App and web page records
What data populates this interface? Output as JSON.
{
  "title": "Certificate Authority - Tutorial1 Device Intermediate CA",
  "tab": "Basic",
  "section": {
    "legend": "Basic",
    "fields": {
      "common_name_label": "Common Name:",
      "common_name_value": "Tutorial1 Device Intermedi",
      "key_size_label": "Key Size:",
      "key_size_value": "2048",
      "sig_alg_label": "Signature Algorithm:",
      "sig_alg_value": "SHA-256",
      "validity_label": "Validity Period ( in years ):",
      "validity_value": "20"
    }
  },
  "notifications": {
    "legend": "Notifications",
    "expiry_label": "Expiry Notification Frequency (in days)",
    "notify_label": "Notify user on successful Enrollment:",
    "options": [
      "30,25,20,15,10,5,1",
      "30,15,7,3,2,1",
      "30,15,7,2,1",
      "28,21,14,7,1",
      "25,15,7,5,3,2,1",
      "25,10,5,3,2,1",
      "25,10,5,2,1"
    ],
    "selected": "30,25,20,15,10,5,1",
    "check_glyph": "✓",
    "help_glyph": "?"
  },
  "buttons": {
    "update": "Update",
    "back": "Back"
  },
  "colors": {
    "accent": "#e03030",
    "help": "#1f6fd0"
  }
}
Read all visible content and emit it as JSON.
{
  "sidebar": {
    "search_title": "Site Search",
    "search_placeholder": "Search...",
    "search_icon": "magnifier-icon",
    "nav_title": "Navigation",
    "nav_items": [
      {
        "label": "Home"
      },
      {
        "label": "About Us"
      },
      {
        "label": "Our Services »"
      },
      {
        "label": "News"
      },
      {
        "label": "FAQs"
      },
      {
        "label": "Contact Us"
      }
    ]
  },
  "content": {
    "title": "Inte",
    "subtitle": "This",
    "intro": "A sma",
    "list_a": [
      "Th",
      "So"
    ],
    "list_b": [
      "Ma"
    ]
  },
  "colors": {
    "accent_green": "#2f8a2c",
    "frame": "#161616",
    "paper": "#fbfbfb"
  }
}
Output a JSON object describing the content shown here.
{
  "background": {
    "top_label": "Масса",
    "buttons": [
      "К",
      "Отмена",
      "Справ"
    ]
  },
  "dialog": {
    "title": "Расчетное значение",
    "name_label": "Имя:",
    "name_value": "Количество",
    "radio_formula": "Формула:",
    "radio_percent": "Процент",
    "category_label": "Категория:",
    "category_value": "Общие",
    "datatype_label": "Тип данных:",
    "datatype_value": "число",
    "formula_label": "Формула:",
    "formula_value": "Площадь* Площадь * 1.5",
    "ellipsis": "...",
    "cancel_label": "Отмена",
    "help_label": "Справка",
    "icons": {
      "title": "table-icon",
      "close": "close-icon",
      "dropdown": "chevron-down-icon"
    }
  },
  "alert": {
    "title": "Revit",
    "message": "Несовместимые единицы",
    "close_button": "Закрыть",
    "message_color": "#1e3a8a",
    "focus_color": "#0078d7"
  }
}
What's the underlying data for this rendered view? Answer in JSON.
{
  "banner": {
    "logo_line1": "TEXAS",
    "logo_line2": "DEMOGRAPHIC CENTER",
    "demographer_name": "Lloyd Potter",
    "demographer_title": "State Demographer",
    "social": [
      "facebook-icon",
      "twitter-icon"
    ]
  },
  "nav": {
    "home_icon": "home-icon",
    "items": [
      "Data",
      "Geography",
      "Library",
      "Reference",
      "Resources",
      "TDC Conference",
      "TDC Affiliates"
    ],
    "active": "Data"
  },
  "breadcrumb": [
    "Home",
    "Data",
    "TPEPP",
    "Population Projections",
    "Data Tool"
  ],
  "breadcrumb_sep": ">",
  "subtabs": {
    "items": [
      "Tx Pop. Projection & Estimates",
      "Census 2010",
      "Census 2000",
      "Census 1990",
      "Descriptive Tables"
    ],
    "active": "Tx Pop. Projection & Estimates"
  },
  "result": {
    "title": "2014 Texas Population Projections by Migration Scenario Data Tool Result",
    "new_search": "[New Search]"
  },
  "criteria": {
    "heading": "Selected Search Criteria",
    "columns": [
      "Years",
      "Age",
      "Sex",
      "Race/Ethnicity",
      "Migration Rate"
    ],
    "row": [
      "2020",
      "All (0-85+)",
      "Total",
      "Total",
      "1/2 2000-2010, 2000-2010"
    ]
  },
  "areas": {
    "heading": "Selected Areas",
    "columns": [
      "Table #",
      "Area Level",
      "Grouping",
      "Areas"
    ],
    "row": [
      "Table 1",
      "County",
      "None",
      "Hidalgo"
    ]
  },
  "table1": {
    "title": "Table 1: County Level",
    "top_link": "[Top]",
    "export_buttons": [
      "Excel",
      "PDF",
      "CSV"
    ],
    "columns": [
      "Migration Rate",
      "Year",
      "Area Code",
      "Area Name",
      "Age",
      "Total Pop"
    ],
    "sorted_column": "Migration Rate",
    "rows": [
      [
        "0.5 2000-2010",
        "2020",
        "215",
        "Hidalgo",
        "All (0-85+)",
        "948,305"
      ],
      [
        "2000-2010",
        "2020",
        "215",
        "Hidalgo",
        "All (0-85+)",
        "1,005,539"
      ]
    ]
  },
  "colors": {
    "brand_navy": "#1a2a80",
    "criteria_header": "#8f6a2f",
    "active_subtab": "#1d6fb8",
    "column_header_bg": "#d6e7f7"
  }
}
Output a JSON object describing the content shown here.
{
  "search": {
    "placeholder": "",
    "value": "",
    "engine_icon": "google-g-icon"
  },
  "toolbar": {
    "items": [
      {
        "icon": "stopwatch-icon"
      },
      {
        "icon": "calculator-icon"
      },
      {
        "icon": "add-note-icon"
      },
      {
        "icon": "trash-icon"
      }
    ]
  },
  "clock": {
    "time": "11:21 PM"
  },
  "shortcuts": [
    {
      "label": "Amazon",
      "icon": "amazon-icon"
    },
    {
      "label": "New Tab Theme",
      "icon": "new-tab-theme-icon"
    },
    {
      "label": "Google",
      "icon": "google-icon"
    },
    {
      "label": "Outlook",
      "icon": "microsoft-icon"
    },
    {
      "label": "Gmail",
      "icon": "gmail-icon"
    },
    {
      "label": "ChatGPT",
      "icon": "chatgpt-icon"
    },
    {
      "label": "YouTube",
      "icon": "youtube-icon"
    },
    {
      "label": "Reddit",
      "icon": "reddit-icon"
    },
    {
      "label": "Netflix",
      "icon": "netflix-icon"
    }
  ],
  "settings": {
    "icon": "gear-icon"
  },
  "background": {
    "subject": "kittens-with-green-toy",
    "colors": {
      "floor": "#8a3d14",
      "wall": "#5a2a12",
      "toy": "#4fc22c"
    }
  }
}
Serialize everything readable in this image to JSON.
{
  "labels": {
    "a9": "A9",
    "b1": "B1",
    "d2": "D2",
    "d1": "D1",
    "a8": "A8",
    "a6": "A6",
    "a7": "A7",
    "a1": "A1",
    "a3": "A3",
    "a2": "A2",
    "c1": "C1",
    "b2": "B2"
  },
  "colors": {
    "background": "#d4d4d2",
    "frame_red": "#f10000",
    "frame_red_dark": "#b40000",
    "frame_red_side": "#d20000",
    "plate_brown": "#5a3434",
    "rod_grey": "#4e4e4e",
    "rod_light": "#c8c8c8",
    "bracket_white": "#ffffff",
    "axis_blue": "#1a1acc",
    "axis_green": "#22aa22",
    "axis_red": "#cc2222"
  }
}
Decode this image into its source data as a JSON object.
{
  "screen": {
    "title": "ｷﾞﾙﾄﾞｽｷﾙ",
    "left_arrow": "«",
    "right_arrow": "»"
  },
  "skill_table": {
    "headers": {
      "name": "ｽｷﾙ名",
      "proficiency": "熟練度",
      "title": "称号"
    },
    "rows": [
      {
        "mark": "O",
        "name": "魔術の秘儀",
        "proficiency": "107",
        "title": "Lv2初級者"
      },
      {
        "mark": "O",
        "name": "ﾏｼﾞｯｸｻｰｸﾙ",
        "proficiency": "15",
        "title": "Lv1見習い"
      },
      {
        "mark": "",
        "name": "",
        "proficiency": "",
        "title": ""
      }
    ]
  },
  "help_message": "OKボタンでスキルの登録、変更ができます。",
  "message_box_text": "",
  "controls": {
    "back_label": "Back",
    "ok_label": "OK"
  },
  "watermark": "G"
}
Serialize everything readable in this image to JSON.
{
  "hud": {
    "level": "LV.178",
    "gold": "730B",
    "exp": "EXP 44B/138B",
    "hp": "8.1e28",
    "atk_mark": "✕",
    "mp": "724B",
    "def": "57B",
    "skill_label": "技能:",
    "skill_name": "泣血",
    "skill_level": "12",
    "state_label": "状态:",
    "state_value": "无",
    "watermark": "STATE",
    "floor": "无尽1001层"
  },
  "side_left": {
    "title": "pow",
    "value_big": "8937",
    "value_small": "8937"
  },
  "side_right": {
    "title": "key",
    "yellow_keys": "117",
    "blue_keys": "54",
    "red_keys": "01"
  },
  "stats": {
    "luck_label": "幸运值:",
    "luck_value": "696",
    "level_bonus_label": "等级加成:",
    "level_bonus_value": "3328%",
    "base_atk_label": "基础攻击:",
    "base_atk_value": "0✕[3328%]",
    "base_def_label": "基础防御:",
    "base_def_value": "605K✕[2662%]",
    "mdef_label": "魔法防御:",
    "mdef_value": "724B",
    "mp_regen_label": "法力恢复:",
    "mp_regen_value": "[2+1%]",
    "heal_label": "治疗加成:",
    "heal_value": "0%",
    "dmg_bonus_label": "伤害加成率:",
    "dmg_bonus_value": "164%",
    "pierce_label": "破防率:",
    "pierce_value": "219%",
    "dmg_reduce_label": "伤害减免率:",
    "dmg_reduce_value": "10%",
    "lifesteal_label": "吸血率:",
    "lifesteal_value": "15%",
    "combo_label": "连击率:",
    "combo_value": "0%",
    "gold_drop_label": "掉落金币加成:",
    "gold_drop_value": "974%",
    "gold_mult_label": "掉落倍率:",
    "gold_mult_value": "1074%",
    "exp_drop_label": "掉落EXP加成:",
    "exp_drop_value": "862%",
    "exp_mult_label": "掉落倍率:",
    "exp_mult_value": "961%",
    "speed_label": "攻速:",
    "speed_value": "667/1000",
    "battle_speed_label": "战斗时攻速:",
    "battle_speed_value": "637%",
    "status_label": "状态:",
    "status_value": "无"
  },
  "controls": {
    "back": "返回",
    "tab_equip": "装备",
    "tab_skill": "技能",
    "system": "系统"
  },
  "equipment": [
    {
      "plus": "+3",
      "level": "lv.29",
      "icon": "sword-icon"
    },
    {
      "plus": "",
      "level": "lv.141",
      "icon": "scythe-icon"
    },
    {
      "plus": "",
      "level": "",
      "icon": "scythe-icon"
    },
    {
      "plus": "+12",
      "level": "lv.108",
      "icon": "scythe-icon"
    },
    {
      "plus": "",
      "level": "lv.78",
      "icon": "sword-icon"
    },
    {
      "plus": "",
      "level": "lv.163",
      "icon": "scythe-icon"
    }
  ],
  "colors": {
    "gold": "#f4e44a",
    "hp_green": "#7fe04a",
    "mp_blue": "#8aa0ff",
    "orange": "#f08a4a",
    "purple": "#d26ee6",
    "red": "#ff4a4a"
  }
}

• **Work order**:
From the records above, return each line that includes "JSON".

• **Solution to the exercise**:
What data populates this interface? Output as JSON.
Read all visible content and emit it as JSON.
Output a JSON object describing the content shown here.
What's the underlying data for this rendered view? Answer in JSON.
Output a JSON object describing the content shown here.
Serialize everything readable in this image to JSON.
Decode this image into its source data as a JSON object.
Serialize everything readable in this image to JSON.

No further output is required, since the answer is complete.